Dark Night of the Soul

In life there are times of darkness. Sometimes things are just not as bright as we would like, but at other times,  the darkness is complete, pervasive and overwhelming. As Christians we tend to deny the existence of such times as they challenge our faith and our hope. This failure to recognize the truth of dark nights, isolates those of us who suffer from such times. I suspect such sufferings, though denied, are actually universally suffered. If we could acknowledge the occurrence of such times in ourselves, perhaps we could better guide each other through them.

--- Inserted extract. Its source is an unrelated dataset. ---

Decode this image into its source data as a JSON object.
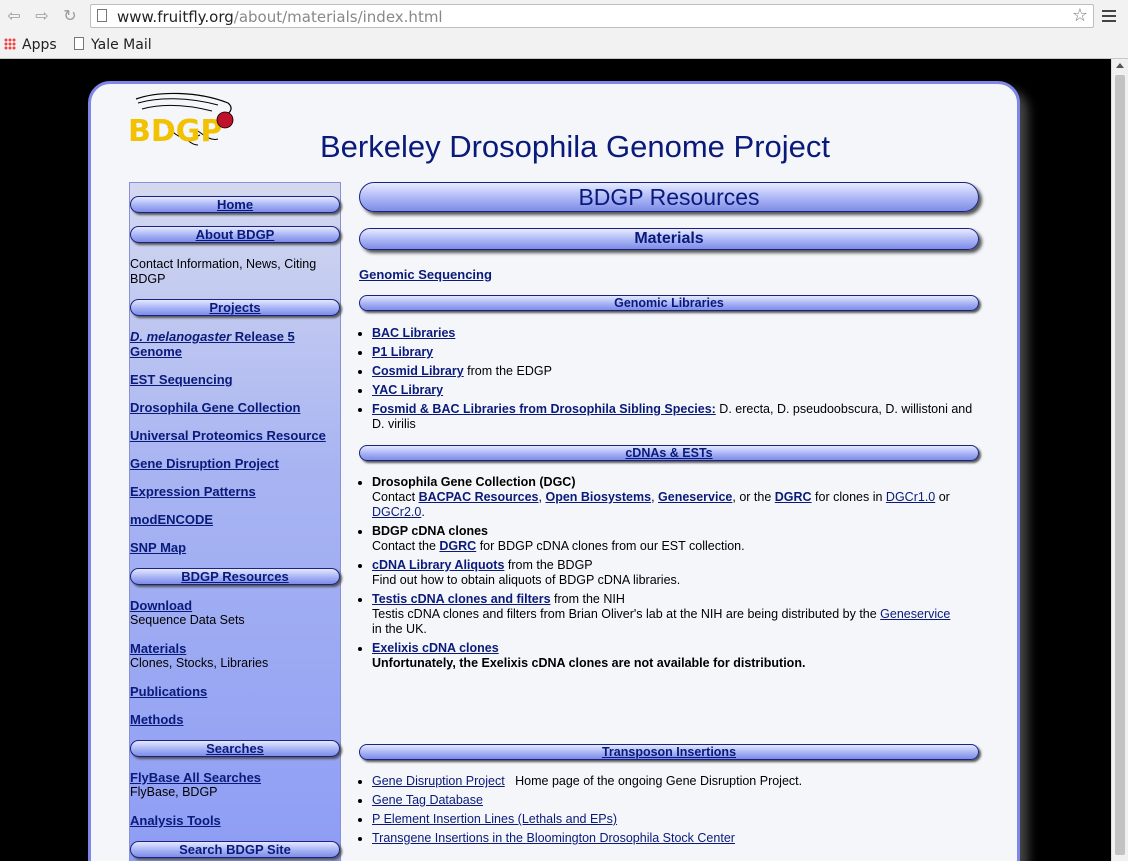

The Brooklyn Tabernacle Choir has a song which proclaims the current Christian view on Dark Nights. It’s called “I Never Lost My Praise.” The song proclaims that despite bad times that hope, joy, faith, and praise were never lost. I think that’s a lie. I think we all at times lose our grip on hope, joy, faith and praise. We shouldn’t lie to each other about that. It increases desperation and loneliness in our brothers and sisters. It makes us believe that when we lose sight of such blessings, that God has somehow lost sight of us.

When Mother Teresa died and her uncovered writings revealed her own struggles with dark times, this was not used to encourage struggling believers. Instead, it was pointed to as evidence that this saint of God was not everything we had thought she was. I guess that made us feel better temporarily, but denied us the consolation that we all need.

Let me get the ball rolling. I have dark times. They don’t just occur at night. Sometimes, like today, they hit in the middle of a church service when I catch sight of something that brings a great personal loss to mind. A “dark night” can occur at 10 a.m. and in church.  I think they attack more frequently as we age, but the teenage suicide rate makes me think they are not unknown by the young. 

It can happen when a great memory is challenged as being mis-remembered. It can occur because the sky is gray or because it is crystal clear blue. It can happen when we feel ill or when there is nothing physically wrong. I think it can often happen when we are approaching a spiritual breakthrough or when our pride makes us think we are doing just fine. 

The truth we need to hang on to is that we aren’t alone. Our darkness is not evidence of our abandonment by God or the failure of our faith. It usually can be fought off if we can get our eyes off of circumstances and catch a glimpse of the bright river of God.  Even when the dark nights occur in the brightness of daylight, if we can hang on, the spiritual day eventually dawns. 


Leave a Reply